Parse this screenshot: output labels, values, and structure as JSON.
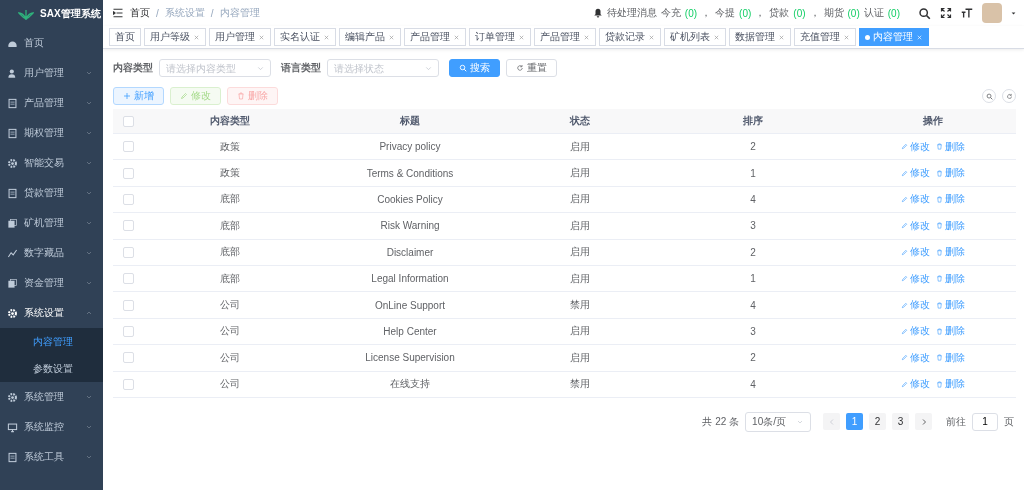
{
  "sidebar": {
    "logo_text": "SAX管理系统",
    "items": [
      {
        "label": "首页",
        "expanded": false,
        "has_children": false
      },
      {
        "label": "用户管理",
        "expanded": false,
        "has_children": true
      },
      {
        "label": "产品管理",
        "expanded": false,
        "has_children": true
      },
      {
        "label": "期权管理",
        "expanded": false,
        "has_children": true
      },
      {
        "label": "智能交易",
        "expanded": false,
        "has_children": true
      },
      {
        "label": "贷款管理",
        "expanded": false,
        "has_children": true
      },
      {
        "label": "矿机管理",
        "expanded": false,
        "has_children": true
      },
      {
        "label": "数字藏品",
        "expanded": false,
        "has_children": true
      },
      {
        "label": "资金管理",
        "expanded": false,
        "has_children": true
      },
      {
        "label": "系统设置",
        "expanded": true,
        "has_children": true,
        "children": [
          {
            "label": "内容管理",
            "selected": true
          },
          {
            "label": "参数设置",
            "selected": false
          }
        ]
      },
      {
        "label": "系统管理",
        "expanded": false,
        "has_children": true
      },
      {
        "label": "系统监控",
        "expanded": false,
        "has_children": true
      },
      {
        "label": "系统工具",
        "expanded": false,
        "has_children": true
      }
    ]
  },
  "header": {
    "breadcrumb": {
      "items": [
        "首页",
        "系统设置",
        "内容管理"
      ],
      "separator": "/"
    },
    "notices": {
      "title": "待处理消息",
      "counters": [
        {
          "label": "今充",
          "count": "(0)",
          "separator": "，"
        },
        {
          "label": "今提",
          "count": "(0)",
          "separator": "，"
        },
        {
          "label": "贷款",
          "count": "(0)",
          "separator": "，"
        },
        {
          "label": "期货",
          "count": "(0)"
        },
        {
          "label": "认证",
          "count": "(0)"
        }
      ]
    }
  },
  "tags": [
    {
      "label": "首页",
      "selected": false,
      "closable": false
    },
    {
      "label": "用户等级",
      "selected": false,
      "closable": true
    },
    {
      "label": "用户管理",
      "selected": false,
      "closable": true
    },
    {
      "label": "实名认证",
      "selected": false,
      "closable": true
    },
    {
      "label": "编辑产品",
      "selected": false,
      "closable": true
    },
    {
      "label": "产品管理",
      "selected": false,
      "closable": true
    },
    {
      "label": "订单管理",
      "selected": false,
      "closable": true
    },
    {
      "label": "产品管理",
      "selected": false,
      "closable": true
    },
    {
      "label": "贷款记录",
      "selected": false,
      "closable": true
    },
    {
      "label": "矿机列表",
      "selected": false,
      "closable": true
    },
    {
      "label": "数据管理",
      "selected": false,
      "closable": true
    },
    {
      "label": "充值管理",
      "selected": false,
      "closable": true
    },
    {
      "label": "内容管理",
      "selected": true,
      "closable": true
    }
  ],
  "filters": [
    {
      "label": "内容类型",
      "placeholder": "请选择内容类型"
    },
    {
      "label": "语言类型",
      "placeholder": "请选择状态"
    }
  ],
  "filter_buttons": [
    {
      "label": "搜索",
      "kind": "primary"
    },
    {
      "label": "重置",
      "kind": "plain"
    }
  ],
  "toolbar": [
    {
      "label": "新增",
      "kind": "primary",
      "disabled": false
    },
    {
      "label": "修改",
      "kind": "success",
      "disabled": true
    },
    {
      "label": "删除",
      "kind": "danger",
      "disabled": true
    }
  ],
  "table": {
    "columns": [
      "内容类型",
      "标题",
      "状态",
      "排序",
      "操作"
    ],
    "all_checked": false,
    "rows": [
      {
        "type": "政策",
        "title": "Privacy policy",
        "status": "启用",
        "sort": "2",
        "checked": false,
        "actions": [
          "修改",
          "删除"
        ]
      },
      {
        "type": "政策",
        "title": "Terms & Conditions",
        "status": "启用",
        "sort": "1",
        "checked": false,
        "actions": [
          "修改",
          "删除"
        ]
      },
      {
        "type": "底部",
        "title": "Cookies Policy",
        "status": "启用",
        "sort": "4",
        "checked": false,
        "actions": [
          "修改",
          "删除"
        ]
      },
      {
        "type": "底部",
        "title": "Risk Warning",
        "status": "启用",
        "sort": "3",
        "checked": false,
        "actions": [
          "修改",
          "删除"
        ]
      },
      {
        "type": "底部",
        "title": "Disclaimer",
        "status": "启用",
        "sort": "2",
        "checked": false,
        "actions": [
          "修改",
          "删除"
        ]
      },
      {
        "type": "底部",
        "title": "Legal Information",
        "status": "启用",
        "sort": "1",
        "checked": false,
        "actions": [
          "修改",
          "删除"
        ]
      },
      {
        "type": "公司",
        "title": "OnLine Support",
        "status": "禁用",
        "sort": "4",
        "checked": false,
        "actions": [
          "修改",
          "删除"
        ]
      },
      {
        "type": "公司",
        "title": "Help Center",
        "status": "启用",
        "sort": "3",
        "checked": false,
        "actions": [
          "修改",
          "删除"
        ]
      },
      {
        "type": "公司",
        "title": "License Supervision",
        "status": "启用",
        "sort": "2",
        "checked": false,
        "actions": [
          "修改",
          "删除"
        ]
      },
      {
        "type": "公司",
        "title": "在线支持",
        "status": "禁用",
        "sort": "4",
        "checked": false,
        "actions": [
          "修改",
          "删除"
        ]
      }
    ]
  },
  "pagination": {
    "total": "共 22 条",
    "page_size": "10条/页",
    "pages": [
      {
        "label": "1",
        "selected": true
      },
      {
        "label": "2",
        "selected": false
      },
      {
        "label": "3",
        "selected": false
      }
    ],
    "goto_label": "前往",
    "goto_value": "1",
    "goto_suffix": "页"
  }
}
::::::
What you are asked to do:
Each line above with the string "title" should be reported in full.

Answer box:
      "title": "待处理消息",
        "title": "Privacy policy",
        "title": "Terms & Conditions",
        "title": "Cookies Policy",
        "title": "Risk Warning",
        "title": "Disclaimer",
        "title": "Legal Information",
        "title": "OnLine Support",
        "title": "Help Center",
        "title": "License Supervision",
        "title": "在线支持",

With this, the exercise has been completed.